With the budgeting cycle coming towards completion, the manager has to assess whether plans are practical and realistic with respect to the present financial circumstances and restraints. There are pressing cash needs based on seasonal demand. The loans and borrowing that are required must be accounted for at five different dates, and the financial standing should be predicted. This is a redrafted account of Hanson Industries (B) and (C).
Hanson Ski Products - Yearly Balance Sheets
Yearly and Projected
Using the information in the balance sheet for March 31, 1986 (Exhibit 2), and the fiscal year 1987 budgets (Exhibits 3 and 4), prepare a projected balance sheet for Hanson Ski Products for March 31, 1987. (To do this, you will need to estimate the size of the commercial bank loan—“Notes-bank”—on that date.) Does your balance sheet tell you whether or not the plans on which the budgets are based are feasible?
Project the size of the commercial bank loan at the end of each quarter of FY 1987. Can Hanson stay within the commercial banks’ line of credit of $4.2 million? Will the company have sufficient collateral?
Prepare quarterly balance sheets for Hanson Ski Products for June 30, 1986; September 30, 1986; and December 31, 1986. What do the four balance sheets you have prepared tell you about the financial structure and strength of Hanson Ski Products?
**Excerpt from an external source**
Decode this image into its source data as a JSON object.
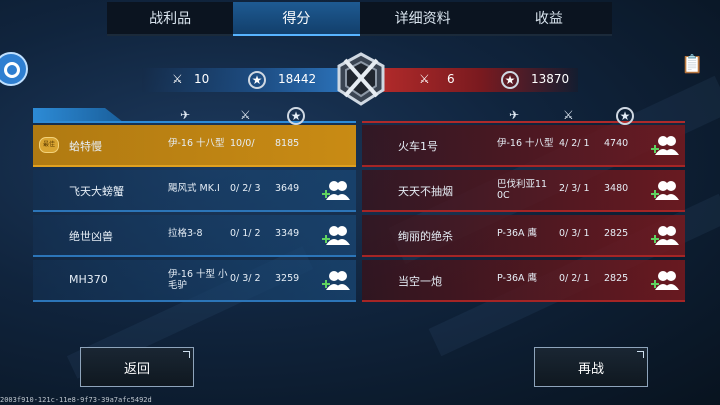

Denny Hanson was particularly concerned that the stockholder loans be paid off in November1986 when they were due, and he asked Dave Snyder, treasurer, to prepare a cash budget by months for the third quarter of FY 1987 (Exhibit 5). Do you see any problems in paying off the loans on time?What could Hanson do to be sure the loans can be paid?